Most languages have expressions that are really massive exaggerations and Mandarin is no different. One of my favorites is the way they say:
死了 (Sǐle) which is basically like "to death"
An example would be:
我饿死了。(Wǒ è sǐle.) which is literally "I hungry death" followed by 了 (le) which some people regard as "past tense" but really is an indication that a state has changed. This sentence basically means "I'm starving" and so the state change is that I wasn't starving but now I am.
There are several other common examples of "to death":
我累死了。(Wǒ lèi sǐle) lèi means tired. So this is really "I'm exhausted".
我害怕死了。 (Wǒ hàipà sǐle) is really scared to death. Curiously, Google Translate gives it as "I'm scared of death". I suspect they're wrong there.
While these work OK in English, a number of other common ones don't.
我忙死了。(Wǒ máng sǐle) Google says "I'm busy" but it's really "I'm really, really, really busy". We don't really say we're "busy to death".
它贵死了。(Tā guì sǐle) I don't quite get how "expensive" to death makes much sense but it's OK in Mandarin. This means "it's so very, very expensive".
它难吃死了。(Tā nán chī sǐle) is even stranger. It's basically "it tastes really bad".
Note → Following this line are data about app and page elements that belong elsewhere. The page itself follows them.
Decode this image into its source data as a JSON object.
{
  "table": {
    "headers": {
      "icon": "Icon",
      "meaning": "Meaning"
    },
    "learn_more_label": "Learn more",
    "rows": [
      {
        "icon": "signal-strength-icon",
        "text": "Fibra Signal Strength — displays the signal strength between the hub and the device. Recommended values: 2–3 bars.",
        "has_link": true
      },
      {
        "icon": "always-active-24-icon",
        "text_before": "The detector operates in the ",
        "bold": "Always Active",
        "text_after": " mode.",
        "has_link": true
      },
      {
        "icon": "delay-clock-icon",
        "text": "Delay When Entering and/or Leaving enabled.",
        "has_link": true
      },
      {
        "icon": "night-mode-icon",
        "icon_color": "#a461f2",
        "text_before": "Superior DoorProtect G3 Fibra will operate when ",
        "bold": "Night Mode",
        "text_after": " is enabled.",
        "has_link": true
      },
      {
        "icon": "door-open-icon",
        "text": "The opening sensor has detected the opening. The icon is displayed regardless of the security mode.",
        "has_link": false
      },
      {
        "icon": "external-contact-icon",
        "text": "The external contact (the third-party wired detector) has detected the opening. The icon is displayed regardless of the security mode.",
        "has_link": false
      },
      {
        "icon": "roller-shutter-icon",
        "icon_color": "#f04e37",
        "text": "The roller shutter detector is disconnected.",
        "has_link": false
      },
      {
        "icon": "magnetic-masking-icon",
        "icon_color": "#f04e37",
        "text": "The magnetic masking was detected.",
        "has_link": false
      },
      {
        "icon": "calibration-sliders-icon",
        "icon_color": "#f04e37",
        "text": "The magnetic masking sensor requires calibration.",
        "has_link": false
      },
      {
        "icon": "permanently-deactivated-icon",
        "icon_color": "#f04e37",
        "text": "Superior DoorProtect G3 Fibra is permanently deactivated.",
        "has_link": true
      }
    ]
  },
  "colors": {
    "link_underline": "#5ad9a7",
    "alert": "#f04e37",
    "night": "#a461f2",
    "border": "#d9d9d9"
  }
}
我都急死了。(Wǒ dū jísǐle) Google says "I'm in a hurry" but this is more like "I'm really anxious" or perhaps "I'm really nervous".